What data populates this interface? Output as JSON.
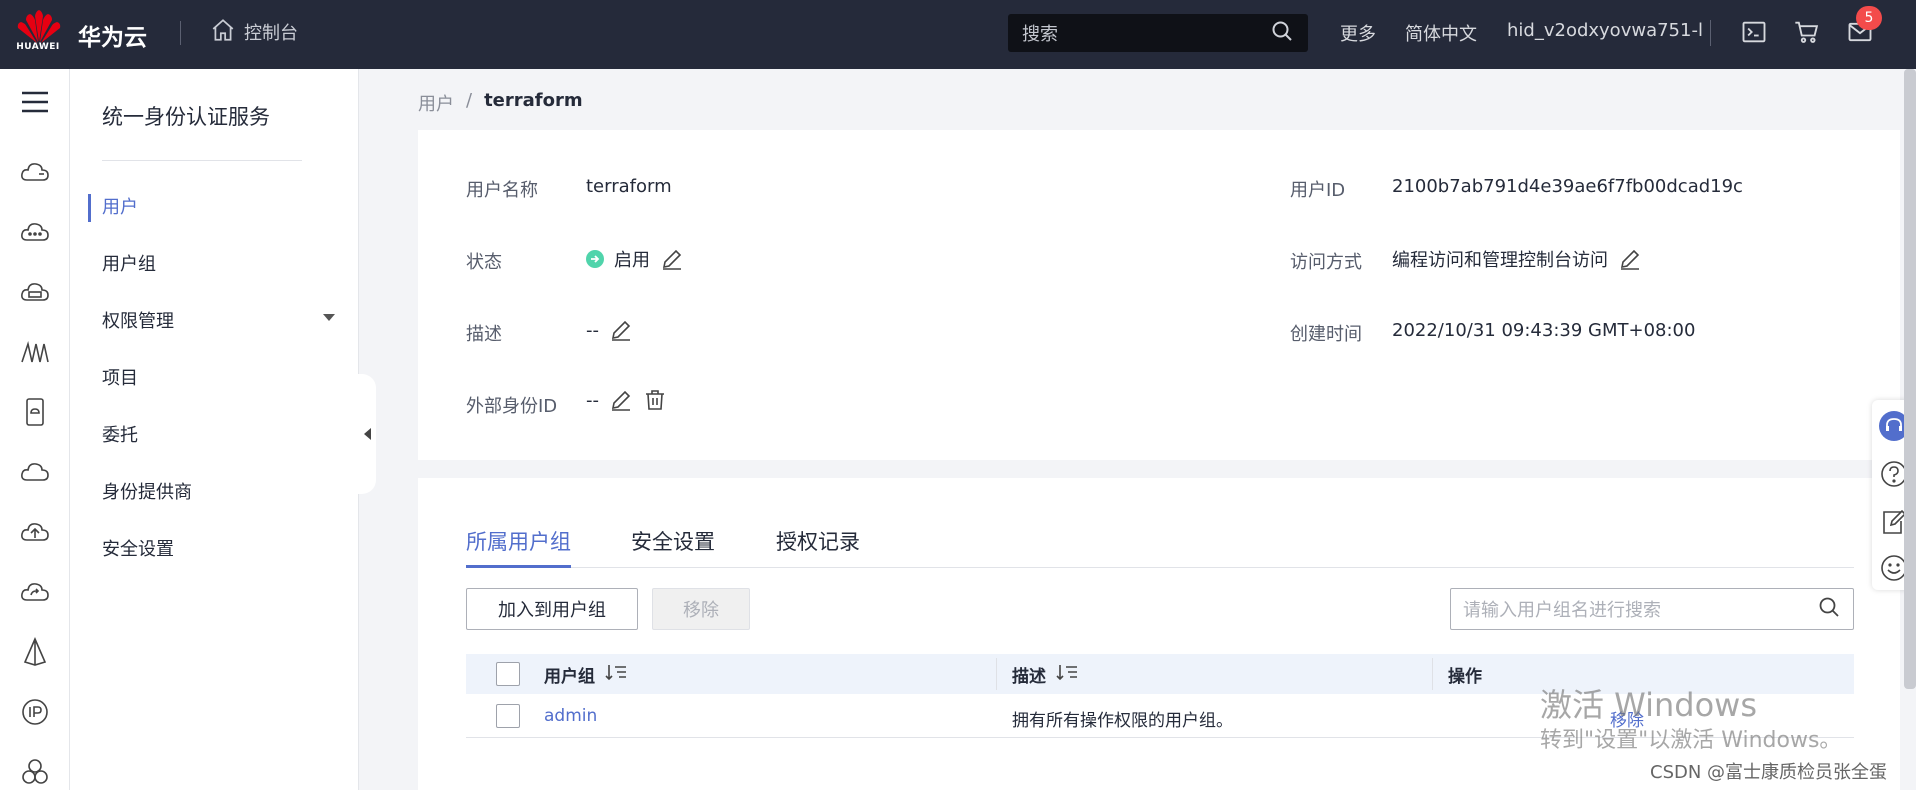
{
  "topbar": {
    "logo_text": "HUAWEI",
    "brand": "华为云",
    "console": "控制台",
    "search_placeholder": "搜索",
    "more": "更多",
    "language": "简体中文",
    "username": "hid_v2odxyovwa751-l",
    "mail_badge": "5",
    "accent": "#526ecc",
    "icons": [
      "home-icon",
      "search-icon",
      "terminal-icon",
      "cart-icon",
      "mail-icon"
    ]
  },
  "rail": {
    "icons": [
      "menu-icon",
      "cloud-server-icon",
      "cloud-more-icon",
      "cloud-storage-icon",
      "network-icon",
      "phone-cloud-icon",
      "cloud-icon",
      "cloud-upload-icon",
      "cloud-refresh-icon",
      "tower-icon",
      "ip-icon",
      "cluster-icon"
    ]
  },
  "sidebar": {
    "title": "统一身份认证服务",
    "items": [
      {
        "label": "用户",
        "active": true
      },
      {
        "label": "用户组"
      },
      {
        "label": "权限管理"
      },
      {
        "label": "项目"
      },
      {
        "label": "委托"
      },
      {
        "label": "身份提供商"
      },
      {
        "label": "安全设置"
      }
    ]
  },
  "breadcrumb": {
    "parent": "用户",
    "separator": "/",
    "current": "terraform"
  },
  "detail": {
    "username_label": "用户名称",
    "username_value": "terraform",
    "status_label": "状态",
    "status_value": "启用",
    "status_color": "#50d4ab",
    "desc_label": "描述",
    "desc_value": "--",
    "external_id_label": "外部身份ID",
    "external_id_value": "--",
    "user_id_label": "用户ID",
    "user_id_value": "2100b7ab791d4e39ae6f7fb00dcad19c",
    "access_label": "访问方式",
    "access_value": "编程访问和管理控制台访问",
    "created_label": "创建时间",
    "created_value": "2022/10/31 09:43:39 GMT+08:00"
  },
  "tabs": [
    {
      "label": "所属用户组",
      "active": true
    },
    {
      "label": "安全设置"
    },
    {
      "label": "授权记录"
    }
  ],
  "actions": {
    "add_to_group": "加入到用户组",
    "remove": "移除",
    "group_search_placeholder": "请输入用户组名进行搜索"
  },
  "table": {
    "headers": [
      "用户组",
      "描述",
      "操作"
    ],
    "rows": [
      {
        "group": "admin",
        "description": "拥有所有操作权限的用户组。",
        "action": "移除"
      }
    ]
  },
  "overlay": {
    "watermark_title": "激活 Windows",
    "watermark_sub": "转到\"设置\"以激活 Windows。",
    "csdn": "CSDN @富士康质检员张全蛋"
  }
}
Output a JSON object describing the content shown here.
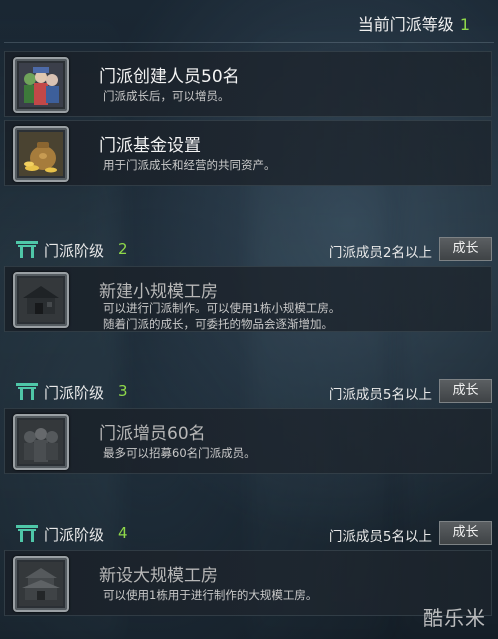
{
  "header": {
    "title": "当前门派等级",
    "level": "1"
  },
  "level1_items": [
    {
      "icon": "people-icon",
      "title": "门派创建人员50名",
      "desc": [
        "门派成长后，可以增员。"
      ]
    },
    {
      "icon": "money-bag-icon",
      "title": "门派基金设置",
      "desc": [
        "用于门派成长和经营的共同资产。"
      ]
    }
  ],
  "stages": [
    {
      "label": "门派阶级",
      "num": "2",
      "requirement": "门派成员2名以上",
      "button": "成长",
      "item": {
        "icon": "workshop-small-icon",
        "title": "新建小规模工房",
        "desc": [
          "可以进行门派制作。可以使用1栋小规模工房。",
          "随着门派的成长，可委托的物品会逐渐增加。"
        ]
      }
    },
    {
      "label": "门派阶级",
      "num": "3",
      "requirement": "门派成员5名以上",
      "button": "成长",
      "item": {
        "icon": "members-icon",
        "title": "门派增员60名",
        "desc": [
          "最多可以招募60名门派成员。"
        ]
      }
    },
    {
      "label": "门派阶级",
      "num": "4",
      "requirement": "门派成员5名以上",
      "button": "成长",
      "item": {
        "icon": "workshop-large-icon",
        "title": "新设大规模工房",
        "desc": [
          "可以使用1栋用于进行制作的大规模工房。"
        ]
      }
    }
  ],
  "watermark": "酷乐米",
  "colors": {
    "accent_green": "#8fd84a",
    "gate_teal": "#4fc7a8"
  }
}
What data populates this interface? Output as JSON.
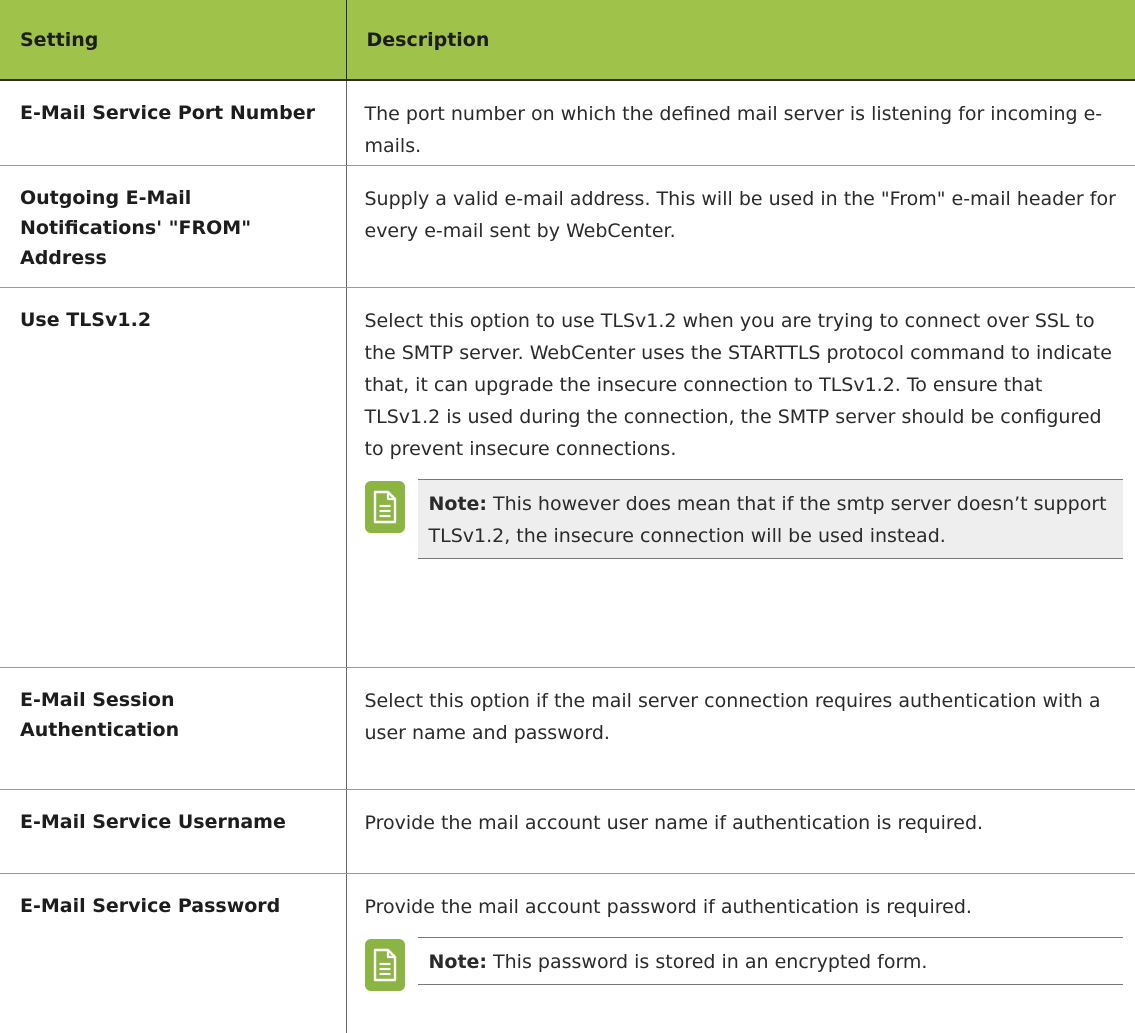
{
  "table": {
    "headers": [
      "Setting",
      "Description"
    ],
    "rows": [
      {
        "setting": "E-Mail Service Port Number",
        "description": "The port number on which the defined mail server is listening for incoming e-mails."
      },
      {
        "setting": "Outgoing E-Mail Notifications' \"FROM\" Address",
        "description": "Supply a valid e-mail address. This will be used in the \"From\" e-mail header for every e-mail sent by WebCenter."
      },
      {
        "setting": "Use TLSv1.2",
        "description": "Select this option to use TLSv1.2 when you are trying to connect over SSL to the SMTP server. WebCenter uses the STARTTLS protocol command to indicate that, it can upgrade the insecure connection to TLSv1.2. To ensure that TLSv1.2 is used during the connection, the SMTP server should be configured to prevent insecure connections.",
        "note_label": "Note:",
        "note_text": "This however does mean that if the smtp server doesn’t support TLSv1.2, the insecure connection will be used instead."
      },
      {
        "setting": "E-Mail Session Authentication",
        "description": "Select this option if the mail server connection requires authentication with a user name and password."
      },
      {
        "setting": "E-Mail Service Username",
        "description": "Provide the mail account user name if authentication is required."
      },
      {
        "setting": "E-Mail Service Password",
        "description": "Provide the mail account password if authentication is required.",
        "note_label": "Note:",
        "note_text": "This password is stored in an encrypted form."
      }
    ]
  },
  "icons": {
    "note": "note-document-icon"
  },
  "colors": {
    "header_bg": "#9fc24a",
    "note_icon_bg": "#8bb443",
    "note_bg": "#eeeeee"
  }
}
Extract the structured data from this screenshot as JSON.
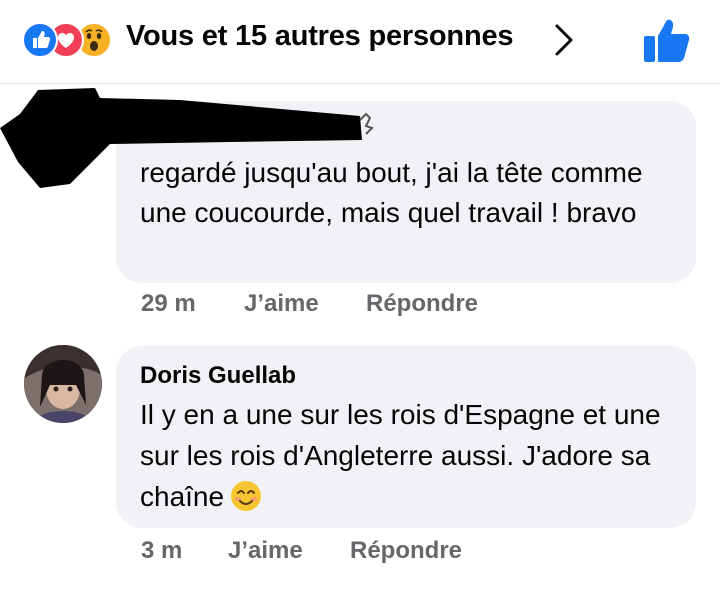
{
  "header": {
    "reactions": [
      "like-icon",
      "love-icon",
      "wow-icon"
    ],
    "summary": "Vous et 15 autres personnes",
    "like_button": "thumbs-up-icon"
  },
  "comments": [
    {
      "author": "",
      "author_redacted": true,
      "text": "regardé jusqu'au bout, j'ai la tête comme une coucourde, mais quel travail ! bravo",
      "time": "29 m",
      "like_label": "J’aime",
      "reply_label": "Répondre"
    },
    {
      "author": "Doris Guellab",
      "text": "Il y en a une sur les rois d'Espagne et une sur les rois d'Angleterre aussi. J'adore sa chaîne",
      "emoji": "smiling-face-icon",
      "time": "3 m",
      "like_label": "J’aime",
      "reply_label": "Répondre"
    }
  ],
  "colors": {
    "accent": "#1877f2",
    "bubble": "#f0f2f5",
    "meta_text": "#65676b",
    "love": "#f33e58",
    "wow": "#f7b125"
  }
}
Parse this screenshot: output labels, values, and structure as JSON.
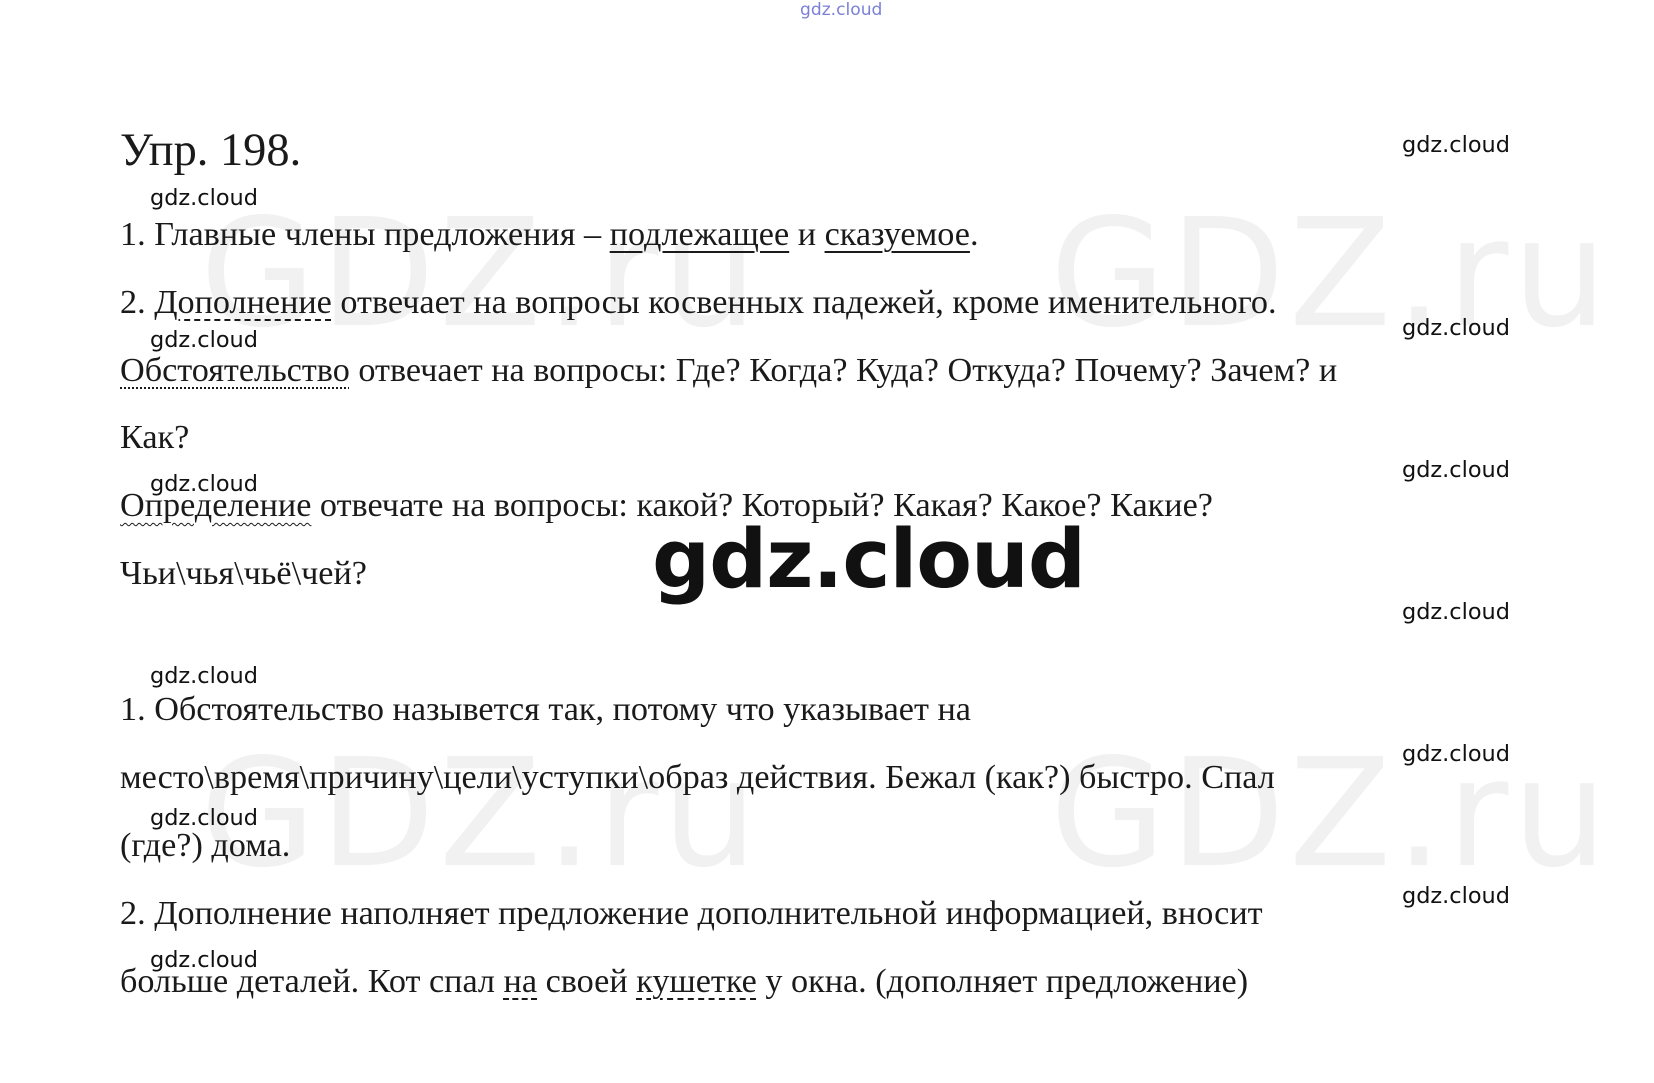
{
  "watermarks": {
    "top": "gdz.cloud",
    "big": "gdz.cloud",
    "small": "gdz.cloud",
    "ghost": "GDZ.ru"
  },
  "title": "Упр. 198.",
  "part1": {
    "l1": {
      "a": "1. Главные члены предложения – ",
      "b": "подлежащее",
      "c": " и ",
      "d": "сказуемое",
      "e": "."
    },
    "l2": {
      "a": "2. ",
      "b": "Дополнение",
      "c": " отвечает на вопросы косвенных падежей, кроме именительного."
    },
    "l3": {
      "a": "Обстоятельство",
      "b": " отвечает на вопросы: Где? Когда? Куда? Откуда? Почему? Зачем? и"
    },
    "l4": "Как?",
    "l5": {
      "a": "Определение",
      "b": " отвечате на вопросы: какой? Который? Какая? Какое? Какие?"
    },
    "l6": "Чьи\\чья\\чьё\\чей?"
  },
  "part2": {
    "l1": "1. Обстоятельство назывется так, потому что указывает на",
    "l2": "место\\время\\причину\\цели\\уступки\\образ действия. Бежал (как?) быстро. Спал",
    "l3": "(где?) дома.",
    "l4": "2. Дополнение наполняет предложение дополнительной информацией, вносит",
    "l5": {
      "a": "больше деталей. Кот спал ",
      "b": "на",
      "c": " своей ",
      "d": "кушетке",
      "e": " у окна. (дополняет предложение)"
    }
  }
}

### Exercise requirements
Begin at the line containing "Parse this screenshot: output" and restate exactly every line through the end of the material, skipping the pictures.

### Solution to the problem
Parse this screenshot: output labels, values, and structure as JSON.
{
  "watermarks": {
    "top": "gdz.cloud",
    "big": "gdz.cloud",
    "small": "gdz.cloud",
    "ghost": "GDZ.ru"
  },
  "title": "Упр. 198.",
  "part1": {
    "l1": {
      "a": "1. Главные члены предложения – ",
      "b": "подлежащее",
      "c": " и ",
      "d": "сказуемое",
      "e": "."
    },
    "l2": {
      "a": "2. ",
      "b": "Дополнение",
      "c": " отвечает на вопросы косвенных падежей, кроме именительного."
    },
    "l3": {
      "a": "Обстоятельство",
      "b": " отвечает на вопросы: Где? Когда? Куда? Откуда? Почему? Зачем? и"
    },
    "l4": "Как?",
    "l5": {
      "a": "Определение",
      "b": " отвечате на вопросы: какой? Который? Какая? Какое? Какие?"
    },
    "l6": "Чьи\\чья\\чьё\\чей?"
  },
  "part2": {
    "l1": "1. Обстоятельство назывется так, потому что указывает на",
    "l2": "место\\время\\причину\\цели\\уступки\\образ действия. Бежал (как?) быстро. Спал",
    "l3": "(где?) дома.",
    "l4": "2. Дополнение наполняет предложение дополнительной информацией, вносит",
    "l5": {
      "a": "больше деталей. Кот спал ",
      "b": "на",
      "c": " своей ",
      "d": "кушетке",
      "e": " у окна. (дополняет предложение)"
    }
  }
}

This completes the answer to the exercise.